◆ Directions for this task:
Return each record exactly as it appears, so that nothing is dropped or altered.

◆ Data to process:
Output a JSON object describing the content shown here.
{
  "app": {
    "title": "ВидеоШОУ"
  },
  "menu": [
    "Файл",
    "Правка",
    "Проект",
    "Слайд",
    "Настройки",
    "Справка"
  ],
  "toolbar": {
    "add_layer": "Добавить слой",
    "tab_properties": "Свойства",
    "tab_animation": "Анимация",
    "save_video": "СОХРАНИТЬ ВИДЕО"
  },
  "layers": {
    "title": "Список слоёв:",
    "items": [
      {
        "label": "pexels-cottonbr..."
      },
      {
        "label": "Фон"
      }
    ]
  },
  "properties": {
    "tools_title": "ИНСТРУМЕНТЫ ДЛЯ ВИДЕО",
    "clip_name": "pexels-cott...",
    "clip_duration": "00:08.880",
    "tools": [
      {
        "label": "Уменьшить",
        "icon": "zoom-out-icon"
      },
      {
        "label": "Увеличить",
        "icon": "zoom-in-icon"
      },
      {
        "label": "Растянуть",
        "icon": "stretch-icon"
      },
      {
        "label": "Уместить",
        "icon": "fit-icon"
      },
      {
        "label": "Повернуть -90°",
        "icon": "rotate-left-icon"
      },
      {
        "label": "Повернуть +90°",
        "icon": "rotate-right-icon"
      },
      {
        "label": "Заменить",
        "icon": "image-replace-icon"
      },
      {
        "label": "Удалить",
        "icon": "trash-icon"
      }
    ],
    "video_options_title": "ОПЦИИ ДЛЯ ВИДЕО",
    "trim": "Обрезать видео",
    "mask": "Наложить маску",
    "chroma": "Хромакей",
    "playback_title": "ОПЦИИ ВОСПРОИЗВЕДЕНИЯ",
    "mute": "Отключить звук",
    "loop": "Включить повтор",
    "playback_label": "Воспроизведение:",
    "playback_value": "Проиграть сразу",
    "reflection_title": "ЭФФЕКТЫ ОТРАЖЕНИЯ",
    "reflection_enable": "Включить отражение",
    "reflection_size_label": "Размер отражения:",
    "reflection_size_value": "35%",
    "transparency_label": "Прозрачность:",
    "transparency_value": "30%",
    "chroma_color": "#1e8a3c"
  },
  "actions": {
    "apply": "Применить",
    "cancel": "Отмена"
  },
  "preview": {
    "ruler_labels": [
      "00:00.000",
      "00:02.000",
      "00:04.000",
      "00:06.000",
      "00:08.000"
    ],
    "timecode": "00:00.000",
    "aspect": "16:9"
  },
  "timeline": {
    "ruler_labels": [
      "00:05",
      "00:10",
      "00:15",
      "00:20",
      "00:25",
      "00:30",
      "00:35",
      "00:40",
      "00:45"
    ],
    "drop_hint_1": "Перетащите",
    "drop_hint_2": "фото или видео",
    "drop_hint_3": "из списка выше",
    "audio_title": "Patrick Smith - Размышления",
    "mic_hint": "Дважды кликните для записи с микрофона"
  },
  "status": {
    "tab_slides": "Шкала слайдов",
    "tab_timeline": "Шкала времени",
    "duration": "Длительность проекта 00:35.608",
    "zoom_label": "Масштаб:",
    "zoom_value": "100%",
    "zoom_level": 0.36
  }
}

◆ Solution to this task:
Output a JSON object describing the content shown here.
{
  "app": {
    "title": "ВидеоШОУ"
  },
  "menu": [
    "Файл",
    "Правка",
    "Проект",
    "Слайд",
    "Настройки",
    "Справка"
  ],
  "toolbar": {
    "add_layer": "Добавить слой",
    "tab_properties": "Свойства",
    "tab_animation": "Анимация",
    "save_video": "СОХРАНИТЬ ВИДЕО"
  },
  "layers": {
    "title": "Список слоёв:",
    "items": [
      {
        "label": "pexels-cottonbr..."
      },
      {
        "label": "Фон"
      }
    ]
  },
  "properties": {
    "tools_title": "ИНСТРУМЕНТЫ ДЛЯ ВИДЕО",
    "clip_name": "pexels-cott...",
    "clip_duration": "00:08.880",
    "tools": [
      {
        "label": "Уменьшить",
        "icon": "zoom-out-icon"
      },
      {
        "label": "Увеличить",
        "icon": "zoom-in-icon"
      },
      {
        "label": "Растянуть",
        "icon": "stretch-icon"
      },
      {
        "label": "Уместить",
        "icon": "fit-icon"
      },
      {
        "label": "Повернуть -90°",
        "icon": "rotate-left-icon"
      },
      {
        "label": "Повернуть +90°",
        "icon": "rotate-right-icon"
      },
      {
        "label": "Заменить",
        "icon": "image-replace-icon"
      },
      {
        "label": "Удалить",
        "icon": "trash-icon"
      }
    ],
    "video_options_title": "ОПЦИИ ДЛЯ ВИДЕО",
    "trim": "Обрезать видео",
    "mask": "Наложить маску",
    "chroma": "Хромакей",
    "playback_title": "ОПЦИИ ВОСПРОИЗВЕДЕНИЯ",
    "mute": "Отключить звук",
    "loop": "Включить повтор",
    "playback_label": "Воспроизведение:",
    "playback_value": "Проиграть сразу",
    "reflection_title": "ЭФФЕКТЫ ОТРАЖЕНИЯ",
    "reflection_enable": "Включить отражение",
    "reflection_size_label": "Размер отражения:",
    "reflection_size_value": "35%",
    "transparency_label": "Прозрачность:",
    "transparency_value": "30%",
    "chroma_color": "#1e8a3c"
  },
  "actions": {
    "apply": "Применить",
    "cancel": "Отмена"
  },
  "preview": {
    "ruler_labels": [
      "00:00.000",
      "00:02.000",
      "00:04.000",
      "00:06.000",
      "00:08.000"
    ],
    "timecode": "00:00.000",
    "aspect": "16:9"
  },
  "timeline": {
    "ruler_labels": [
      "00:05",
      "00:10",
      "00:15",
      "00:20",
      "00:25",
      "00:30",
      "00:35",
      "00:40",
      "00:45"
    ],
    "drop_hint_1": "Перетащите",
    "drop_hint_2": "фото или видео",
    "drop_hint_3": "из списка выше",
    "audio_title": "Patrick Smith - Размышления",
    "mic_hint": "Дважды кликните для записи с микрофона"
  },
  "status": {
    "tab_slides": "Шкала слайдов",
    "tab_timeline": "Шкала времени",
    "duration": "Длительность проекта 00:35.608",
    "zoom_label": "Масштаб:",
    "zoom_value": "100%",
    "zoom_level": 0.36
  }
}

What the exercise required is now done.